Excerpts from an interface dataset:
▶

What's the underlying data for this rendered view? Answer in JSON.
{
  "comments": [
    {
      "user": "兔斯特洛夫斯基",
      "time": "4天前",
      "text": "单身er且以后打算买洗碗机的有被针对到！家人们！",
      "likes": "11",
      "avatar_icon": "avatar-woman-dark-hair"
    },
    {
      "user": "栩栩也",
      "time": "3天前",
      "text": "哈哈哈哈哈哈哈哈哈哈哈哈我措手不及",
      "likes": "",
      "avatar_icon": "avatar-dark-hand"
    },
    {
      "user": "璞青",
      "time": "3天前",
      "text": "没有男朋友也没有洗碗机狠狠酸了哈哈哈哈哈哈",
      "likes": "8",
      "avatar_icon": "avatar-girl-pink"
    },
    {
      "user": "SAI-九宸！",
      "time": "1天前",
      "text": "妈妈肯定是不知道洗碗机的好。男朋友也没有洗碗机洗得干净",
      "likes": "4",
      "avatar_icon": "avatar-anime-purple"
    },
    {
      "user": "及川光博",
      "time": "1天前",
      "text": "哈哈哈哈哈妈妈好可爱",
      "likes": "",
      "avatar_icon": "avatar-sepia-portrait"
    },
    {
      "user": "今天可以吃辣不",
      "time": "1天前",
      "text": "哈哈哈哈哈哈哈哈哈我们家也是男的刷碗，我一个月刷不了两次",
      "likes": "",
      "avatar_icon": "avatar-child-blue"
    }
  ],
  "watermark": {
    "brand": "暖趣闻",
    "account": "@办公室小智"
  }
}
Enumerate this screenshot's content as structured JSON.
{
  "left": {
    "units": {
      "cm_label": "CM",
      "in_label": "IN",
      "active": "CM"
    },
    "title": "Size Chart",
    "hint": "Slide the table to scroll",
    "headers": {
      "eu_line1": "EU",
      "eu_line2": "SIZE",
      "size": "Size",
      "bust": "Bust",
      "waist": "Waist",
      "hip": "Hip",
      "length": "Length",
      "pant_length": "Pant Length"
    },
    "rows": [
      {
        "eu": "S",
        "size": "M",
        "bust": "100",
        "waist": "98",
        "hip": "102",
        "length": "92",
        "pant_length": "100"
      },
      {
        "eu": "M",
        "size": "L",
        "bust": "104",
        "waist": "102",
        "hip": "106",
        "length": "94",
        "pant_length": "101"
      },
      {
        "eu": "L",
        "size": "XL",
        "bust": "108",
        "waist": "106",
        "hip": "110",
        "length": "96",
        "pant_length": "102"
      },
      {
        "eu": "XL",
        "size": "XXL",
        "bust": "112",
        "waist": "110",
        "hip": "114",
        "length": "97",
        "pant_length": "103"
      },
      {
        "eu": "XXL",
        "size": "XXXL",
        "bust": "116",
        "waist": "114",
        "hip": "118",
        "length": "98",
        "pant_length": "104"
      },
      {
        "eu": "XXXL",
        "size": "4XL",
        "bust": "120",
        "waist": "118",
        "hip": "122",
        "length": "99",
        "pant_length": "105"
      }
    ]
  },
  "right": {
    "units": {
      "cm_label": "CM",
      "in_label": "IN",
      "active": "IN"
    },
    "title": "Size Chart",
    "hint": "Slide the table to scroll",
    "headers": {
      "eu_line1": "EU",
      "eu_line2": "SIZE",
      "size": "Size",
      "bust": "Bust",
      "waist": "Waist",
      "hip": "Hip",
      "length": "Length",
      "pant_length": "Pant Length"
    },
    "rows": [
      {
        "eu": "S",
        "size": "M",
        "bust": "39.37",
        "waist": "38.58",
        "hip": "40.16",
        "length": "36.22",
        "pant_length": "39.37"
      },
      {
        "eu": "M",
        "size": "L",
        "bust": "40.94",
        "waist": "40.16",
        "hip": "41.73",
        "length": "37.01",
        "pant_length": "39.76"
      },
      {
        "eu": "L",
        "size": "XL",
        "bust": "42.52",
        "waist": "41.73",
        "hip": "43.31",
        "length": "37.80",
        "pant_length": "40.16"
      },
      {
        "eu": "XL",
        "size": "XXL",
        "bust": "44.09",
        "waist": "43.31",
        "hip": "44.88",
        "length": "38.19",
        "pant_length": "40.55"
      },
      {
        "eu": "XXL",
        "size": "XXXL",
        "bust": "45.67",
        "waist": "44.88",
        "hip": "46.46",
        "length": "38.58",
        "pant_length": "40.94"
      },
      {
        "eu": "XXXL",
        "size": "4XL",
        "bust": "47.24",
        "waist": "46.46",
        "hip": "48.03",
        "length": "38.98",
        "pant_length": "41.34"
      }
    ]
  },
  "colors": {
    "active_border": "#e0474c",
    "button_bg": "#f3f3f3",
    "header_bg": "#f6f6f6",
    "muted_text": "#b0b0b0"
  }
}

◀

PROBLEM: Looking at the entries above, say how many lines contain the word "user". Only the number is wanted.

RESULT: 6